More often than not we find that certain dental centers are busier than its immediate neighbor. As a dentist, our practice/clinic could have the state of art infrastructure and could be housing the best of dental equipment and yet the number of footfalls is not impressive. Sometimes, we may also see a less number of patients that return for periodic consultations. If this sounds familiar, then this could be because we are missing out on the most important tool in dentistry and that is communication with the patient.
The biggest compliment for a dentist is when his colleagues prefer to be treated by him. I give this example of a very experienced dental surgeon I know and I would definitely go to this dentist to get my dental treatment done.

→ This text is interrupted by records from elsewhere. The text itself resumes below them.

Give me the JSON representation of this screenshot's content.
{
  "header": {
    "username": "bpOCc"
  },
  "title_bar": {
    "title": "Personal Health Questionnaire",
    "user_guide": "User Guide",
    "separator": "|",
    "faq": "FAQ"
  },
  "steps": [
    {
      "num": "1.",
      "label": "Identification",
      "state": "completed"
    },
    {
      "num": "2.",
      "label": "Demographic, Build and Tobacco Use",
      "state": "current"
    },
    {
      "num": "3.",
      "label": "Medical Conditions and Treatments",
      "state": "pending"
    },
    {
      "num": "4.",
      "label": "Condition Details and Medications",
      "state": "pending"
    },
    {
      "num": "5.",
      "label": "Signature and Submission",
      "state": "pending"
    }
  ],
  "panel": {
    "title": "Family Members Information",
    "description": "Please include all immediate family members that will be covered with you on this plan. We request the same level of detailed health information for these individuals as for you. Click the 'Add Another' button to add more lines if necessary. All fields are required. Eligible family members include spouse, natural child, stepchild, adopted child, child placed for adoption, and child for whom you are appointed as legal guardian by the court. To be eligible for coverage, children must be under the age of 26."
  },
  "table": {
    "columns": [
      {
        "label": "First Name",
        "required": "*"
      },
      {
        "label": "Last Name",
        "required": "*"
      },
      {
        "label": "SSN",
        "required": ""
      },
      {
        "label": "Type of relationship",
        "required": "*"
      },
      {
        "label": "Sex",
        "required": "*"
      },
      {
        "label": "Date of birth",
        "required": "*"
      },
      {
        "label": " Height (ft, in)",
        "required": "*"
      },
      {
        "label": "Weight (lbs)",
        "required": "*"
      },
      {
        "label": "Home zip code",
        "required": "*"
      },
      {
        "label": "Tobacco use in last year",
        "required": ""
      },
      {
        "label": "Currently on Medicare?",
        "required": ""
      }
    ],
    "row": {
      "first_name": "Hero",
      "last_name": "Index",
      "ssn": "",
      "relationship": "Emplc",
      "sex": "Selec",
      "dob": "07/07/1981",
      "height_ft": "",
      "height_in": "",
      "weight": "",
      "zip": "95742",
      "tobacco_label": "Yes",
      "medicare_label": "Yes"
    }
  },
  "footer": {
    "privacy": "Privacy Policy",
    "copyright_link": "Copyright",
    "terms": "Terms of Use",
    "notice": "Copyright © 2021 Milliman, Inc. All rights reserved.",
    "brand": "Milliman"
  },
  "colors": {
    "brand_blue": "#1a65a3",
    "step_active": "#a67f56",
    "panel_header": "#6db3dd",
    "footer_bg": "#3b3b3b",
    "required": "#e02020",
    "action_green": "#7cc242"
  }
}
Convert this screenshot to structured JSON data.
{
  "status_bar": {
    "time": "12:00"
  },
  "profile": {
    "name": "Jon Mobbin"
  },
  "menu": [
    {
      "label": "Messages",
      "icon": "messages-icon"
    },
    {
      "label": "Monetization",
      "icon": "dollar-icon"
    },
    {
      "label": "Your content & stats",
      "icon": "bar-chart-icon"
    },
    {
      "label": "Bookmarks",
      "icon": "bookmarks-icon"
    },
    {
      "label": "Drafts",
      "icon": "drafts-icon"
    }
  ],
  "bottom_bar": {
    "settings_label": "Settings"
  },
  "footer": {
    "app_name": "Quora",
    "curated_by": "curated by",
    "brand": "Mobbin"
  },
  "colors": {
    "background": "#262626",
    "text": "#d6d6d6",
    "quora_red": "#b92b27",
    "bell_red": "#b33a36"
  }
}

The perfection of his handwork and his profound knowledge of the subject is admirable to say the least. Yet his practice was not seeing the number of patients you would expect for a dentist so well skilled. Until one day a family member of mine, who I had referred to him came back without getting treated, saying she was not satisfied. ‘‘The doctor spoke very little and I did not feel convinced enough to continue there.’’ She said. Being a dentist myself, I see this as her loss, not to be treated by such good hands. But the fact still remains that this dentist lost a patient only because of the lack of good communication.
Many good doctors are poor communicators as they are confident of their ability in providing the best treatment, that they give little importance to involve their patient in treatment planning. The new age patient is a far cry from their two decade previous counterparts who used to be happy to blindly follow anything their doctor says. Today a patient wants to be actively involved in the decision making of their treatment plan. Many of them even have suggestions to make (Thanks to Google). It is only prudent that a dentist gives equal importance to communication as he gives to quality treatment, if not more.
The first step to effective communication is listening. Listening and hearing is not the same at all. To save time the dentist just hears what the complaint of the patient is, without paying attention to the whole subject, knowing very well that he can arrive at a treatment plan when he looks into the patient’s mouth. Adding to this is a queue of patients waiting their turn to speak to the dentist. Active listening is making sense of what the speaker is trying to convey by paying attention to their tone of voice, body language and facial expression. It is then essential to rephrase their words and say it back to them so you can confirm that you have heard and understood them. When they quickly say yes and go on to expand a bit more you can be sure that you are on the right track. And after a few successful repeats of this exercise you find the patient go silent because they know that you have understood them. This helps in building a strong rapport with the patient and helps the patient trust the doctor on his/her ability to treat them.
Discuss the treatment plan in detail with the patient. Explaining the things they haven’t understood will prevent misunderstandings in future appointments. Put reason before every decision, then your approach will seem more like care and less like treatment. Once the treatment and costs are agreed upon by both parties it can then be recorded and signed. At this stage you have successfully gained the trust of a patient and it’s highly unlikely that you lose a patient from this point on.
The interaction does not end here. To have a clear idea if you have mastered proper communication techniques, it is essential to incorporate a feedback mechanism. It is not always easy to hear if someone wants to criticize you. Hence you could even have a written feedback system. An effective feedback mechanism facilitates communication process, re-establishes your confidence, refrains you from avoiding constructive criticism and helps you improve a patients experience at your practice.
Finally, make sure you keep yourself updated by attending communication, team building and complaint handling CPD courses. As critical to practice as they are, these are topics which are not addressed in many dental schools. There is no need to feel embarrassed in seeking help on this front. The more convinced the patient, the better prognosis of the treatment and higher the chances of the patient returning to you for all their future dental needs.